UPDATE: Thank you to all who participated in this special offer, especially the City of Norcross, GA. I now offer this Pedal Power Hour presentation (which gives women in cities, at corporations, and in community groups an overview of Smart Cycling tips) at a flat-rate coast of $300 for 2 hours total time. Plus. I offer bike audits to cities, with the casual rider in mind, at a consultant rate of $150 per hour or $800 for an 8-hour day (including photos and findings report). Both of these investments by your city or business will help your Bike Friendly Community application.
I am offering a one-hour “lunch-n-learn” presentation, targeting new and returning women on bikes, to corporations (wellness and commute solutions!), cities (access for all! increased local sales!), and citizen groups (empowering teen girls! diversifying bike advocacy groups!) in north metro Atlanta. (Allow 1.5 hours, however, to accommodate introductions/questions, etc.)
The presentation includes photos and hands-on show-and-tell. (I am highly kinesthetic and I won’t PowerPoint at you.) It covers all aspects of bike riding, including (1) thinking about bike riding (bike, clothes, route selection, “fuel”), (2) right before riding (ABC Quick Check), (3) while riding (bike handling, hazard avoidance, rules of the road), and (4) after riding (bike care, self care, community care). It is my unique interpretation of Smart Cycling principles from the League of American Bicyclists, where I am a certified League Cycling Instructor (LCI #5382). I sprinkle it with rubber-hits-the-road tips and tricks that reflect our local realities while bike riding. If possible, I’ll even road-test your location to offer 100% germane suggestions.
I am currently scheduling up to four FREE presentations on Tuesdays from 11:30 AM – 1 PM between January 17 and the end of February, if your organization is interested. (Note: your one-time session occurs indoors in your projection-enabled meeting room, and participants bring their own lunch.) Contact me here to schedule. I am also working on a FREE webinar to be offered nationwide so that any woman new or returning to bike riding anywhere in the USA can power steer her way forward this year.

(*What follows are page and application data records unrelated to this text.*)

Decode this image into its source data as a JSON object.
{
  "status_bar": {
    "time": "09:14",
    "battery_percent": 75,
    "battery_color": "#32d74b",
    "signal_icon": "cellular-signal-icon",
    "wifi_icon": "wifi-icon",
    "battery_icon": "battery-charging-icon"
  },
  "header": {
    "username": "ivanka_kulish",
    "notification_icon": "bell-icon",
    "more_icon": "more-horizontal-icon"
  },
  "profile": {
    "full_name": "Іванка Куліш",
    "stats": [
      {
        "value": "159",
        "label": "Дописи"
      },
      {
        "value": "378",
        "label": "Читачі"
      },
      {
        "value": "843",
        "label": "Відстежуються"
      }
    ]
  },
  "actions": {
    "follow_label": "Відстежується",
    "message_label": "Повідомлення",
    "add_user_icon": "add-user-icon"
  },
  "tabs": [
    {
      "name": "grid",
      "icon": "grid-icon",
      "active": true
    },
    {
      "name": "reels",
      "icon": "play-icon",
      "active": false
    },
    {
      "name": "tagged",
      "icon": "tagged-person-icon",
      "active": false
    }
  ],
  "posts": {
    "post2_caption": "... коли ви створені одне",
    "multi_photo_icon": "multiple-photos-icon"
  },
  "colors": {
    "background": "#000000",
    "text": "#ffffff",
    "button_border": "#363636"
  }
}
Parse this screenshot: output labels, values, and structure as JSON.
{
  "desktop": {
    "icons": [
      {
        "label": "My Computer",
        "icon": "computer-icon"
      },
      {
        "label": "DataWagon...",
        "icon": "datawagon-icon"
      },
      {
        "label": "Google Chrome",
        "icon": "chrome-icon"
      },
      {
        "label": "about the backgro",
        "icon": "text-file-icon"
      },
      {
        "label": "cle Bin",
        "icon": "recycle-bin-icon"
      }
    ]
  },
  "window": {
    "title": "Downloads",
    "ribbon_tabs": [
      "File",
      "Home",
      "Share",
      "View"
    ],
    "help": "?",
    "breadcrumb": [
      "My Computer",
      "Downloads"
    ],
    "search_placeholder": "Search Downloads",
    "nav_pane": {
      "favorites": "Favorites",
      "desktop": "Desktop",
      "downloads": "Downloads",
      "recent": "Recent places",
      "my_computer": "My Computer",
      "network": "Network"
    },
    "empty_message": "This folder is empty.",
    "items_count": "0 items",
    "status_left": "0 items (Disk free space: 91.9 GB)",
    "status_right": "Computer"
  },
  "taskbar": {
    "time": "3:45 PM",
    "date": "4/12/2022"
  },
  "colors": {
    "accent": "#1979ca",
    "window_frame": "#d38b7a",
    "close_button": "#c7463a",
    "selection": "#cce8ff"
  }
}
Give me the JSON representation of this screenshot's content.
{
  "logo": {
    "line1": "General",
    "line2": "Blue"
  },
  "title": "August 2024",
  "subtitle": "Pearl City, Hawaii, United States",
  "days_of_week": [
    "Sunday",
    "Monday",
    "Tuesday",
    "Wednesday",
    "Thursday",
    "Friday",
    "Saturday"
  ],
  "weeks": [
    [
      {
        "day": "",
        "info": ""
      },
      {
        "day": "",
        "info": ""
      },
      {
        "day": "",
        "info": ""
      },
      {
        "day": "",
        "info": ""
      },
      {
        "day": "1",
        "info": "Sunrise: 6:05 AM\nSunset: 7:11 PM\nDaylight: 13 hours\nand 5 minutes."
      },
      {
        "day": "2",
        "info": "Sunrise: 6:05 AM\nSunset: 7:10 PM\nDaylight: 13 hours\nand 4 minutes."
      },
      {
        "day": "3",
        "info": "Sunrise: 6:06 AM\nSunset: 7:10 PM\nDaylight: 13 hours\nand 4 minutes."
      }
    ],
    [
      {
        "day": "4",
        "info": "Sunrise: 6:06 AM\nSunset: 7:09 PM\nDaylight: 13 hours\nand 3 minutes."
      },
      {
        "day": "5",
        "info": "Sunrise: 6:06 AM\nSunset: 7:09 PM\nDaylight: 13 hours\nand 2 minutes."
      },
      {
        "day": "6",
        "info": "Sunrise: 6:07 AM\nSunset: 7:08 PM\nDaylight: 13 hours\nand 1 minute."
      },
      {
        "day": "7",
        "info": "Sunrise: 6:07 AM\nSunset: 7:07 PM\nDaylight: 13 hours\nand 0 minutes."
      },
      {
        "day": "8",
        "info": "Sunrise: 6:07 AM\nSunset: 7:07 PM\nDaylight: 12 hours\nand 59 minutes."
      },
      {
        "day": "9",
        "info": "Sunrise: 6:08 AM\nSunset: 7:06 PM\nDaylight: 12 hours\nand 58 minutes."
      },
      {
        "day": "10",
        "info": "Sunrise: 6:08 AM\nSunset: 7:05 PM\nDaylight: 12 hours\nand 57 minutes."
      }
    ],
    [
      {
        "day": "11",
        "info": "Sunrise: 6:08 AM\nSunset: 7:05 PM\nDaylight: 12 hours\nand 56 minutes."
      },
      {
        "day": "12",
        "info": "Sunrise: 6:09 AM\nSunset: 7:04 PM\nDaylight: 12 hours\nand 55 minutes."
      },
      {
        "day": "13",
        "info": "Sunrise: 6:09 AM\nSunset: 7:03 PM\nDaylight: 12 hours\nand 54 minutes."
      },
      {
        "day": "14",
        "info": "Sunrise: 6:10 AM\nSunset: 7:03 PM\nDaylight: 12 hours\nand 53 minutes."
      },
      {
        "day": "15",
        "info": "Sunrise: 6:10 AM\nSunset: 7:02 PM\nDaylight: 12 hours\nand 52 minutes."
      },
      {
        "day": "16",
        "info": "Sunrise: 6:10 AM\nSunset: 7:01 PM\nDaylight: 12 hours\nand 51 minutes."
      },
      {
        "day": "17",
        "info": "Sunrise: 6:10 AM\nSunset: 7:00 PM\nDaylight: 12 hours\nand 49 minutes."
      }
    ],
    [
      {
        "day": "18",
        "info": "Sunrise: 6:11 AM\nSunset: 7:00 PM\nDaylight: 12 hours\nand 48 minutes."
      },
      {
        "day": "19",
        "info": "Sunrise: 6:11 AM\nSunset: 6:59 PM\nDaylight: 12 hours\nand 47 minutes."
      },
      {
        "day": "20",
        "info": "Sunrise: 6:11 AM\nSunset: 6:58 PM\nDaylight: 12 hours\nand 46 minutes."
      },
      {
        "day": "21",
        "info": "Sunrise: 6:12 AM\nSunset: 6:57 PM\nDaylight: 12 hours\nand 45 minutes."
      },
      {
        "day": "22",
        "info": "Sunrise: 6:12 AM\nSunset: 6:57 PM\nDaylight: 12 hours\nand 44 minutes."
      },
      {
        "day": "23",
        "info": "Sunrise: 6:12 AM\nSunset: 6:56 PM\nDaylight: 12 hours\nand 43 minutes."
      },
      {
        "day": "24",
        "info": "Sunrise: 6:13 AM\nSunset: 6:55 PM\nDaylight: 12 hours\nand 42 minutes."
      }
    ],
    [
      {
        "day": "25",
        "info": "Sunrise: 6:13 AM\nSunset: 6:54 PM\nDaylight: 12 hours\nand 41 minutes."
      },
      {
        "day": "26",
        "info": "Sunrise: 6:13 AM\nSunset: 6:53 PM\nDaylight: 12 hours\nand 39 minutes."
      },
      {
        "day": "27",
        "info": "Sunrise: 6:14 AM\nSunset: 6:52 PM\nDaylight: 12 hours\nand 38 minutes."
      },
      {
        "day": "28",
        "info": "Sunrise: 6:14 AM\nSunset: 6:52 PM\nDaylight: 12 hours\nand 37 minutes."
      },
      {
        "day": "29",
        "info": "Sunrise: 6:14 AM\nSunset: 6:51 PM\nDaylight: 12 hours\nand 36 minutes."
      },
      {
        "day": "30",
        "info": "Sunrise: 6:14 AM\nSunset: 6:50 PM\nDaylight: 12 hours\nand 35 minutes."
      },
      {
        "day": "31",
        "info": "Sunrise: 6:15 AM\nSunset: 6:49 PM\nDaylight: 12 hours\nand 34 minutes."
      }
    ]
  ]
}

Why women? Well, first, because I’m one (as well as the mother of two daughters), and I have discovered solutions to specific needs and concerns I have as a woman riding a bike that I believe could be helpful to others. Second, because I honor every woman’s risk threshold and do not consider a desire to avoid motor vehicle traffic a sign of “inexperience.” What’s more, I’m lonely out there! I want to see more women riding bikes. And perhaps you may want to, too. Here’s why:
Women make up 50% of the population but represent only about 25% nationwide of those riding bikes on our shared public spaces known as streets, although the two fastest growing categories of bike riders are Millennial women and women over age 50 (especially with electric pedal-assist bikes). With the increasing availability stateside of cargo bikes, we are also seeing a surge in family biking for transportation, such as to school, especially in cities with appropriate bike infrastructure and a family-friendly culture that supports safe access for all. That means healthier citizens for years to come. Increased alertness and fitness could even boost test scores, thereby helping raise property values.
Women, who are being graduated from institutes of higher learning in greater numbers than men, are the “indicator species” for whether or not your city is safe for bike riding, and companies looking to attract these highly educated employees are increasingly noticing their presence/lack of presence when considering relocating. Women also make or influence 80% of all consumer purchase decisions. Since bike riders shop locally more often and spend more locally in total than those who don’t ride bikes, increasing the number of female bike riders brings economic benefits to cities and consumer goods/services companies as well. Bike riders are also typically healthier and more alert employees than those who do not regularly exercise, thereby saving companies in healthcare and lost productivity costs. And, of course, the cost of a bike rack is far less than the comparable number of parking spots — a bike is a great “final mile” solution for employees at corporate campuses that are accessible to mass transit (here’s looking at you, Perimeter!), thereby making reduced parking spot demand a reality.
Finally, women who want to be able to ride their bikes more easily may get more involved in civic volunteering and participation at City Hall, especially as our north metro Atlanta cities are redeveloping. Women’s first-hand experiences and advocacy efforts can help improve road safety for not just bike riders but also pedestrians, those with mobility limitations, and motor vehicle drivers as well. Everyone benefits.